**Your objective**
From the entries that follow, report every line in which "icon" occurs.

____

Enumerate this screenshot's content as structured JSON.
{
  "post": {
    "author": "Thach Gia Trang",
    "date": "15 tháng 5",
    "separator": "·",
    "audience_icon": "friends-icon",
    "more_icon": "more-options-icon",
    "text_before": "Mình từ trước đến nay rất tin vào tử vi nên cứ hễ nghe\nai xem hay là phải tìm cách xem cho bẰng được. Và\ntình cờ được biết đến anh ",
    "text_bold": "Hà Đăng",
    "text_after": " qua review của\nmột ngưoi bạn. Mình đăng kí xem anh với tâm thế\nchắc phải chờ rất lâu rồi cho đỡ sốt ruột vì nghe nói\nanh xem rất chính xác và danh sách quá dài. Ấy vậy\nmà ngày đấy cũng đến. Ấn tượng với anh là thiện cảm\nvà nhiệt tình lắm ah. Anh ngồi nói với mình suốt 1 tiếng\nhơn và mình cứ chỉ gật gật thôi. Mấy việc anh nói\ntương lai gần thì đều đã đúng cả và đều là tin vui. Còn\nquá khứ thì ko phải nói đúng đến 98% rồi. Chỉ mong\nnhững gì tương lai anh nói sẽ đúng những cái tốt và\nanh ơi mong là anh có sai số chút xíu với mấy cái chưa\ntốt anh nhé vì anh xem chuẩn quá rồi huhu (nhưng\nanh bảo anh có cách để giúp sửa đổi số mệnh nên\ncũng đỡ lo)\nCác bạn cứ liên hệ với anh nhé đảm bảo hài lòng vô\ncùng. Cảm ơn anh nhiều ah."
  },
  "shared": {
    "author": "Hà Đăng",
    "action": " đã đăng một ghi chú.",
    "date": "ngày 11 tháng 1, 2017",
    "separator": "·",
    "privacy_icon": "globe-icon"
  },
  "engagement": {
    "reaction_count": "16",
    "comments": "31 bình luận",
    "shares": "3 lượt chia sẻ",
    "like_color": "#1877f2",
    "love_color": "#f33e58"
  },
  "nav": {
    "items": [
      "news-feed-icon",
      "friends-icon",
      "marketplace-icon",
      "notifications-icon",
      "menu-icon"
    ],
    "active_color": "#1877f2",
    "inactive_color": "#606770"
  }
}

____

**Solved exercise**
    "audience_icon": "friends-icon",
    "more_icon": "more-options-icon",
    "privacy_icon": "globe-icon"
      "news-feed-icon",
      "friends-icon",
      "marketplace-icon",
      "notifications-icon",
      "menu-icon"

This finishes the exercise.